Sunday, July 08, 2007

I'm saving my cynicism for Christmas...

I choked when I saw this poster in the theater where I saw Fantastic Four: Rise of the Silver Surfer. I pointed at it to the lady I was escorting. And she, not a particularly fanatic cartoon fan, said, "So they do rap. So what?"

And while certain individuals over on LiveJournal might choke and curse at the sight of this poster, I didn't. Not after that remark.

This may give away my age, but I remember when The Alvin Show TV series aired in the 1960's. I remember the in-between cartoon of Clyde Crashcup and his whispering assistant Leonardo, trying to invent the shoe and the hat, with Clyde getting it wrong. I remember the odd interstitials. I remember the rendition of "I've Been Working On The Railroad" that was cut off before the song finished, with the director screaming imprecations at the Chipmunks, the whole set behind them being dismantled, and everybody calling it quits, and Alvin slowly walking to the soundstage door, looking back and saying, "Well, that's show biz."

Back in those days, the Chipmunks' songs were limited. Tape technology was used to get those high voices, meaning that the beat track had to be played at half speed, and their enunciation was pretty garbled. So the songs had to be pretty limited in beat, and they were all old songs, because Ross Bagdasarian, their creator, was cheap and old-fashioned.

It wasn't until 1980 when his son, Ross Bagdasarian Jr., released a new album, "Chipmunk Punk." It happened by accident; an LA DJ played a record at the wrong speed and ad-libbed that it was the latest Chipmunks release. There was such a clamor to hear this "new album" that Bagdasarian revived his father's characters. Curiously enough, "Chipmunk Punk" was the first certified Gold Record for the Chipmunks, and brought about the new animated series.
First animated by Ruby-Spears, then by DIC, and aired on NBC and then in syndication, Alvin and the Chipmunks had much better voices; digital technology did the pitch changing, meaning that the actors could speak normally at normal speed. They also recorded modern songs, in fact contemporary hits. It was probably the only really good animated series NBC had, besides The Smurfs, that aired in the 80's.
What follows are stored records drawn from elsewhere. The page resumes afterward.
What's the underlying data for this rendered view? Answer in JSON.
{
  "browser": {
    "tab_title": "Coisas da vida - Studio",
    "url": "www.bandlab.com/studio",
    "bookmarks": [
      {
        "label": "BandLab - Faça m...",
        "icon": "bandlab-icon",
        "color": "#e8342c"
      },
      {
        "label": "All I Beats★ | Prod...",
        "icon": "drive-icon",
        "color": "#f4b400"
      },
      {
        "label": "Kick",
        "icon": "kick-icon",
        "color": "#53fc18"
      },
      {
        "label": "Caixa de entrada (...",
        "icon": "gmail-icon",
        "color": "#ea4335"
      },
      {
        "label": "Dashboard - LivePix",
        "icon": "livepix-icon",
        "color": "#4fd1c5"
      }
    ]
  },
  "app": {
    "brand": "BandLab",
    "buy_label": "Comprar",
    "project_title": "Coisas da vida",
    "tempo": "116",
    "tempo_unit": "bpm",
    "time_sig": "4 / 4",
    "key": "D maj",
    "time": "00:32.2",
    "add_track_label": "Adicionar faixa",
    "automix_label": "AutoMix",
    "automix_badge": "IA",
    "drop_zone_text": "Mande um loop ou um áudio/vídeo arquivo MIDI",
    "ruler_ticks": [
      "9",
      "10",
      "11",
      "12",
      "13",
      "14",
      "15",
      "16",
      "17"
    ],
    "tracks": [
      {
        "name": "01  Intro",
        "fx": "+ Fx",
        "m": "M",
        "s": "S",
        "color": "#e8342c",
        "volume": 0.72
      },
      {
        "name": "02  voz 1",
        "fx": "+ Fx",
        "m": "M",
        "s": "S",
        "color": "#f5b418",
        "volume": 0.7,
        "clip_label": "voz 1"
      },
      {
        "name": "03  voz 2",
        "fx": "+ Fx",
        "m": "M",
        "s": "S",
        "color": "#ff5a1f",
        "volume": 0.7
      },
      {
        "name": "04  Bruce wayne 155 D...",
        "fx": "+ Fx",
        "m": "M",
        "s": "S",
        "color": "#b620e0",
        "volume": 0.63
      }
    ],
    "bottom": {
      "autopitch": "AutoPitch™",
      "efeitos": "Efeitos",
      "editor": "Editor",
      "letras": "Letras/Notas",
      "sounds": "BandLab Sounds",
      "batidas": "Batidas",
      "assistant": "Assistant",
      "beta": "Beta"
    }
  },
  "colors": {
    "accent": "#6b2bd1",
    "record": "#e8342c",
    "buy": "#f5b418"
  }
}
This new movie has generated outrage for several reasons. Jason Lee (playing David Seville in the picture above) hasn't done anything good since his initial appearance in Clerks. If the CGI Chipmunks stay the indicated size, they will be the size of real chipmunks. They always used to be the size of human children, making them easy for kids to identify with, and making them able to interface with the real world. Now they can't.

And if they can't really take part in our world, how the hell did they learn rap? How did they get street attitude? Unlike some purists, I don't mind them rapping. But rap is supposed to come from distinctly human experience and from interactions with society. If Remy had problems dealing with the human world in Ratatouille, how can Chipmunks no bigger than Smurfs be said to be rappers? I said, I'm willing to give them a chance. One chance. I'll wait for the reviews. I'm even tolerating the fact that this is coming from Fox. Maybe it's the happy glow of Ratatouille that's making me generous. But...I will be watching.